Policeman's Lot (1933)


My review:

A baker’s dozen of stories which demonstrate that, whatever Wade’s strengths as a detective novelist, he wasn’t at all as adept with the short story.  Without a full-length puzzle to get one’s teeth into, without the room to develop characters, Wade is lost, and the reader receives only an impression of drabness and dullness.  Only two of the stories are really good: the first, “Duello,” in which Poole’s reconstruction of a modern duel / murder is coupled with a presentation of modern decadence, the product of “war-time adolescence and post-War demoralisation”; and the penultimate, “The Amateurs,” a most amusing pastiche of Raffles with an excellent twist.  For the rest, the Poole stories vary greatly in quality, ranging from the quite reasonable “Wind in the East” and “Sub-branch” to the mediocre “Baronet’s Finger” and “Missing Undergraduate” (far too silly to be believed); the Crofts pastiche, “The Three Keys,” is ingenious but utterly incomprehensible without pen and paper to hand, and “The Real Thing” is, as the title suggests, a rather violent and sordid account of police procedure, really only interesting for its possible influence on Michael Gilbert.  The rest of the book is taken up with inverted stories of little or no account, with the exception of “Four to One—Bar One,” a story so atrocious it could have been written yesterday.

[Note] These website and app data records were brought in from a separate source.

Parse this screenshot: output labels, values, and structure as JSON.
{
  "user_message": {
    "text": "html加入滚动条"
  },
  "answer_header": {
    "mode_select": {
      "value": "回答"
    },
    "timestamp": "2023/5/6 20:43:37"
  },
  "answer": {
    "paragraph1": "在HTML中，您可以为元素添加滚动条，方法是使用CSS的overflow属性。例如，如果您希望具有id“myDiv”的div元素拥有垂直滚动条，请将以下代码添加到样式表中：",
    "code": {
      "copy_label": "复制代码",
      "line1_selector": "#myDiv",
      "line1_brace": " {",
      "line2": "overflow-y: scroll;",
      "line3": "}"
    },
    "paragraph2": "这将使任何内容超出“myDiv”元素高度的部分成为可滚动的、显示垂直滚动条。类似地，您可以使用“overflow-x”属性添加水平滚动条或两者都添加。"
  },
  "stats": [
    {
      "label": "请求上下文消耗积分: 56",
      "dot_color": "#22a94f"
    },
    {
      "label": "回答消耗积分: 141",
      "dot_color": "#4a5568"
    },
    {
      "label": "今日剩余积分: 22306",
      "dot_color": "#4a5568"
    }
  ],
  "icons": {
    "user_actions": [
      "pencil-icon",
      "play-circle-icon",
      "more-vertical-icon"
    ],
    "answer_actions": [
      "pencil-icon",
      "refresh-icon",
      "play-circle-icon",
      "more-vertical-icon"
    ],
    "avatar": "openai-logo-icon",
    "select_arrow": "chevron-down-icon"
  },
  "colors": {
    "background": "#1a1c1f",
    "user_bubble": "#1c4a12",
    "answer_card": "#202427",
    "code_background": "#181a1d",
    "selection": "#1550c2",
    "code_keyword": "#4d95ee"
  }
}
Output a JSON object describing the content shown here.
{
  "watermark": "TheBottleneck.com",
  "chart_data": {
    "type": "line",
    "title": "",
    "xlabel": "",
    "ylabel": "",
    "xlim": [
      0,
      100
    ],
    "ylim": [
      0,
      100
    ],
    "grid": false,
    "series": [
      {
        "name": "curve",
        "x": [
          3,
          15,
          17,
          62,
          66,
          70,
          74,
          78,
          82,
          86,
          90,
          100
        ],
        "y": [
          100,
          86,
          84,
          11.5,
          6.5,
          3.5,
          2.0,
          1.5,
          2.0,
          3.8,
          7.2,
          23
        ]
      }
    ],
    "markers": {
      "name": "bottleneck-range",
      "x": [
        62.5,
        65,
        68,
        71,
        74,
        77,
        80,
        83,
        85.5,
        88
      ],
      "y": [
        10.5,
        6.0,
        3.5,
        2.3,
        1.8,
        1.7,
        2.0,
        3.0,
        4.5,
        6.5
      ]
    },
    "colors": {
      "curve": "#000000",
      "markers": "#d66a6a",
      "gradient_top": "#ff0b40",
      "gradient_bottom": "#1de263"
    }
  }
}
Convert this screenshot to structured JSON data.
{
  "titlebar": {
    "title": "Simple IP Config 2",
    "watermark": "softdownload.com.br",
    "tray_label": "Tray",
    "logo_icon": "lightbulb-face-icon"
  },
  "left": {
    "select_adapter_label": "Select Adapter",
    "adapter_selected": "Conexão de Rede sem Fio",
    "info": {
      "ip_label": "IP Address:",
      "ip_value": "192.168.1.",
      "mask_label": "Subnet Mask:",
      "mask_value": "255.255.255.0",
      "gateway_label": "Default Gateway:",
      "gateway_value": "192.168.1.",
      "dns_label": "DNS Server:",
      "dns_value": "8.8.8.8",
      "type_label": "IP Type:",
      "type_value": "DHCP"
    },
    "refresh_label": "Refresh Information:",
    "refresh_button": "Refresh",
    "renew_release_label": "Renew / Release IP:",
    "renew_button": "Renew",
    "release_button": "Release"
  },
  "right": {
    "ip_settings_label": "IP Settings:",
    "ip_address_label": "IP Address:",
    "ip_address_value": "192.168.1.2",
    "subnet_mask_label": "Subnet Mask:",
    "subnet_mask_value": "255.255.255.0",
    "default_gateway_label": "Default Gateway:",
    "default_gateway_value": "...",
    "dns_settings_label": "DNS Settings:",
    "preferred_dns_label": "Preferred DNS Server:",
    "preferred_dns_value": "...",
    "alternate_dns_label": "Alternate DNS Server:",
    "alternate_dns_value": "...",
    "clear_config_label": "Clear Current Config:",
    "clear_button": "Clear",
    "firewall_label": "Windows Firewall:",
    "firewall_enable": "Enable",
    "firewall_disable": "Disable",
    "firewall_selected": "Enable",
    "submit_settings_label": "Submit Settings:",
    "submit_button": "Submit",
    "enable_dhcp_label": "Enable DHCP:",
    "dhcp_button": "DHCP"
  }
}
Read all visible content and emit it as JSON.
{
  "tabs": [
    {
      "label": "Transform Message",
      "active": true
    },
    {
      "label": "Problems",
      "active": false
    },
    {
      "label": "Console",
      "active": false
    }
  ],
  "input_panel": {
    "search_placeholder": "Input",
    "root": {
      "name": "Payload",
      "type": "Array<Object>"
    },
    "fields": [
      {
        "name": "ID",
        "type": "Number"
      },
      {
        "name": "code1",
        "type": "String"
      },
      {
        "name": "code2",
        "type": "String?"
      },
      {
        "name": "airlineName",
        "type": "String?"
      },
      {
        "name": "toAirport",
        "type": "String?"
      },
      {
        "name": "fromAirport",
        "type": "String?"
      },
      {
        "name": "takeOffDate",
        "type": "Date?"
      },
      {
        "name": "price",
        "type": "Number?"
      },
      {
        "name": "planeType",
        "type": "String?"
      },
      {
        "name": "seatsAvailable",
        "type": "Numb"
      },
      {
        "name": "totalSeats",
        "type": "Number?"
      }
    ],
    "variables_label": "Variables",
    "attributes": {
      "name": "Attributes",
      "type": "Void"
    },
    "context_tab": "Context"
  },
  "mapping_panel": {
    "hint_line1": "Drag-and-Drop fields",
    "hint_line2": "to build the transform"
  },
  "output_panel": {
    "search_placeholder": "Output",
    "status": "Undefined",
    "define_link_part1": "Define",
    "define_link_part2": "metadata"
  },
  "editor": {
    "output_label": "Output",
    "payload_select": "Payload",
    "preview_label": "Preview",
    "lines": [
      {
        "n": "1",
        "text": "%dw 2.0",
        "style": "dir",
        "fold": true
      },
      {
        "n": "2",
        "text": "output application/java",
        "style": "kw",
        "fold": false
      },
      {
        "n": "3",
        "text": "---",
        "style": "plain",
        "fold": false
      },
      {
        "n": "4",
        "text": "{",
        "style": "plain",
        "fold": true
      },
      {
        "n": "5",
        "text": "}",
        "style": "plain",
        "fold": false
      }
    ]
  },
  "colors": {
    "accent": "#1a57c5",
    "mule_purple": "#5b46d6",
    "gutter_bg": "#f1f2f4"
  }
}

To the Bibliography.

To the Henry Wade Page.

To the Grandest Game in the World.